Input material:
▼▼▼

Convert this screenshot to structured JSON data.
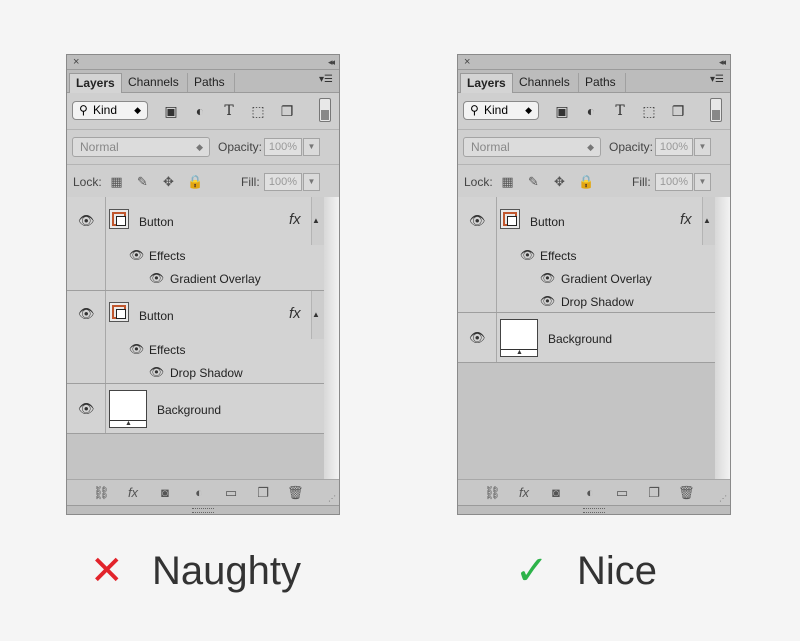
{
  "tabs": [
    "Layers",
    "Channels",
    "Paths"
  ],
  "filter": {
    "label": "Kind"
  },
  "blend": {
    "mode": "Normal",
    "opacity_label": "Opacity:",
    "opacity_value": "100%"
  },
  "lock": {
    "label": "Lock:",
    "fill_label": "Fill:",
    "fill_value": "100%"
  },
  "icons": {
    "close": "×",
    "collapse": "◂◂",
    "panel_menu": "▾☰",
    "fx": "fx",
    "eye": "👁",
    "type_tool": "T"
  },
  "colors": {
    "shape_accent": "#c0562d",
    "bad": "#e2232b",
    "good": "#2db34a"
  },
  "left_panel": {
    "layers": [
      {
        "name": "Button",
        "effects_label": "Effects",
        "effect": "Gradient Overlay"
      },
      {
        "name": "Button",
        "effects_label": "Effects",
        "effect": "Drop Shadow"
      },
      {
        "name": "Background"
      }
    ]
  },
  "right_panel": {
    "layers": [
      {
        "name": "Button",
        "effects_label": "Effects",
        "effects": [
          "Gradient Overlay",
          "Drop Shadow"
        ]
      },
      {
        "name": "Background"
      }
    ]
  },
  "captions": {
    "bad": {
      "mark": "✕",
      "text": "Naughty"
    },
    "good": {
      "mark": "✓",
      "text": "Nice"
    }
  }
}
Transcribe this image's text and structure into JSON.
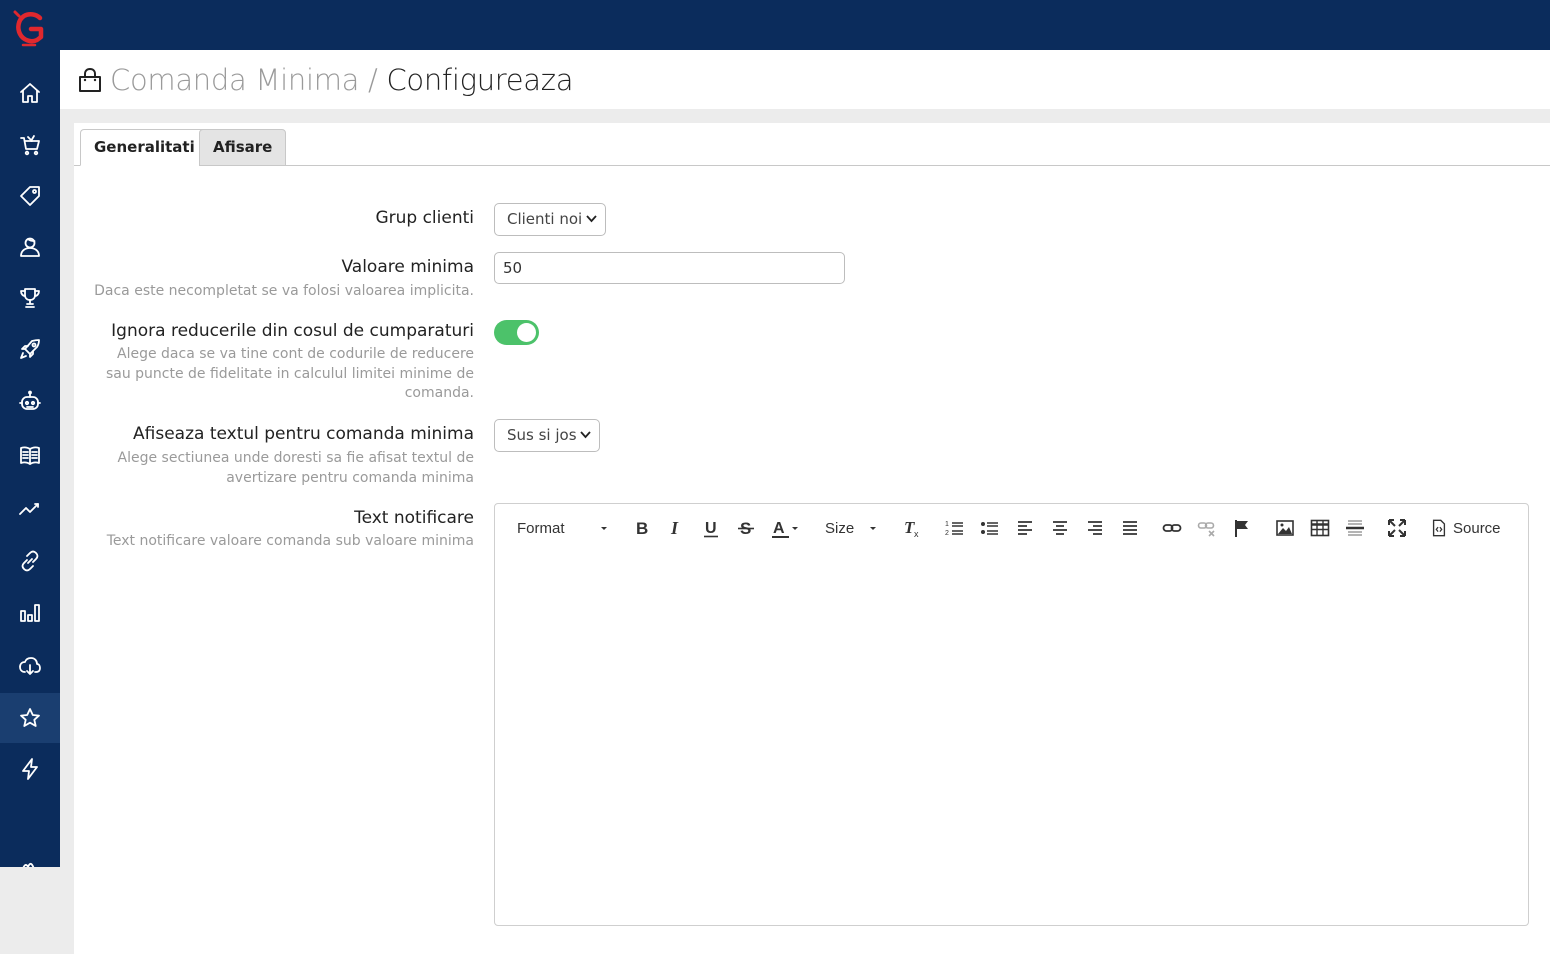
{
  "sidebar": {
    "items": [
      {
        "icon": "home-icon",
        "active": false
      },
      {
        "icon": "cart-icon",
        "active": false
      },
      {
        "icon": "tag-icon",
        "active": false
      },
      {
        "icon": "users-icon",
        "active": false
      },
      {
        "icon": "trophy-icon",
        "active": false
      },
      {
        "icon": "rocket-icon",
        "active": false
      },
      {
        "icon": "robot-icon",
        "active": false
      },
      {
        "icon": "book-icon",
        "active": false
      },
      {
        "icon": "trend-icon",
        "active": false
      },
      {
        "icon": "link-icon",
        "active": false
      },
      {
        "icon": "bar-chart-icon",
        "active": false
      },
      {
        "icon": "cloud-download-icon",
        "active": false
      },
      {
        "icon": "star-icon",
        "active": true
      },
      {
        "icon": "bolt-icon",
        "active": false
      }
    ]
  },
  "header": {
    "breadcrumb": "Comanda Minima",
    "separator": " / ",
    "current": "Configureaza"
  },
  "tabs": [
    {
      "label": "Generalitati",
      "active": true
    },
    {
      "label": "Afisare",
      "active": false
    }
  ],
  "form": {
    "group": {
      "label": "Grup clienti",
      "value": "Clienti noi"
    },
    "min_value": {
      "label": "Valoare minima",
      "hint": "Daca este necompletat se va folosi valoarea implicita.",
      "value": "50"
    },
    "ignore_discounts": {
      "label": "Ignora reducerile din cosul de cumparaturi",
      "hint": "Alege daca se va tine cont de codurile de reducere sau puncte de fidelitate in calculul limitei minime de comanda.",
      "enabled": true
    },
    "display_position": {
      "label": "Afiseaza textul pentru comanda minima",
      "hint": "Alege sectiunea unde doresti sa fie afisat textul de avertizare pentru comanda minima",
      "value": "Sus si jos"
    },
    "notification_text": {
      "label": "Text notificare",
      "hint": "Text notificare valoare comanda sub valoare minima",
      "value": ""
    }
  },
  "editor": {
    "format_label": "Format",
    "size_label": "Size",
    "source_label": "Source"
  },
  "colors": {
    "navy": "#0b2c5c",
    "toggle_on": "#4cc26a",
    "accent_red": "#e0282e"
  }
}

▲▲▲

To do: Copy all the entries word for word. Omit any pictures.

Response area:
Convert this screenshot to structured JSON data.
{
  "tabs": [
    "Layers",
    "Channels",
    "Paths"
  ],
  "filter": {
    "label": "Kind"
  },
  "blend": {
    "mode": "Normal",
    "opacity_label": "Opacity:",
    "opacity_value": "100%"
  },
  "lock": {
    "label": "Lock:",
    "fill_label": "Fill:",
    "fill_value": "100%"
  },
  "icons": {
    "close": "×",
    "collapse": "◂◂",
    "panel_menu": "▾☰",
    "fx": "fx",
    "eye": "👁",
    "type_tool": "T"
  },
  "colors": {
    "shape_accent": "#c0562d",
    "bad": "#e2232b",
    "good": "#2db34a"
  },
  "left_panel": {
    "layers": [
      {
        "name": "Button",
        "effects_label": "Effects",
        "effect": "Gradient Overlay"
      },
      {
        "name": "Button",
        "effects_label": "Effects",
        "effect": "Drop Shadow"
      },
      {
        "name": "Background"
      }
    ]
  },
  "right_panel": {
    "layers": [
      {
        "name": "Button",
        "effects_label": "Effects",
        "effects": [
          "Gradient Overlay",
          "Drop Shadow"
        ]
      },
      {
        "name": "Background"
      }
    ]
  },
  "captions": {
    "bad": {
      "mark": "✕",
      "text": "Naughty"
    },
    "good": {
      "mark": "✓",
      "text": "Nice"
    }
  }
}
Transcribe this image's text and structure into JSON.
{
  "sidebar": {
    "items": [
      {
        "icon": "home-icon",
        "active": false
      },
      {
        "icon": "cart-icon",
        "active": false
      },
      {
        "icon": "tag-icon",
        "active": false
      },
      {
        "icon": "users-icon",
        "active": false
      },
      {
        "icon": "trophy-icon",
        "active": false
      },
      {
        "icon": "rocket-icon",
        "active": false
      },
      {
        "icon": "robot-icon",
        "active": false
      },
      {
        "icon": "book-icon",
        "active": false
      },
      {
        "icon": "trend-icon",
        "active": false
      },
      {
        "icon": "link-icon",
        "active": false
      },
      {
        "icon": "bar-chart-icon",
        "active": false
      },
      {
        "icon": "cloud-download-icon",
        "active": false
      },
      {
        "icon": "star-icon",
        "active": true
      },
      {
        "icon": "bolt-icon",
        "active": false
      }
    ]
  },
  "header": {
    "breadcrumb": "Comanda Minima",
    "separator": " / ",
    "current": "Configureaza"
  },
  "tabs": [
    {
      "label": "Generalitati",
      "active": true
    },
    {
      "label": "Afisare",
      "active": false
    }
  ],
  "form": {
    "group": {
      "label": "Grup clienti",
      "value": "Clienti noi"
    },
    "min_value": {
      "label": "Valoare minima",
      "hint": "Daca este necompletat se va folosi valoarea implicita.",
      "value": "50"
    },
    "ignore_discounts": {
      "label": "Ignora reducerile din cosul de cumparaturi",
      "hint": "Alege daca se va tine cont de codurile de reducere sau puncte de fidelitate in calculul limitei minime de comanda.",
      "enabled": true
    },
    "display_position": {
      "label": "Afiseaza textul pentru comanda minima",
      "hint": "Alege sectiunea unde doresti sa fie afisat textul de avertizare pentru comanda minima",
      "value": "Sus si jos"
    },
    "notification_text": {
      "label": "Text notificare",
      "hint": "Text notificare valoare comanda sub valoare minima",
      "value": ""
    }
  },
  "editor": {
    "format_label": "Format",
    "size_label": "Size",
    "source_label": "Source"
  },
  "colors": {
    "navy": "#0b2c5c",
    "toggle_on": "#4cc26a",
    "accent_red": "#e0282e"
  }
}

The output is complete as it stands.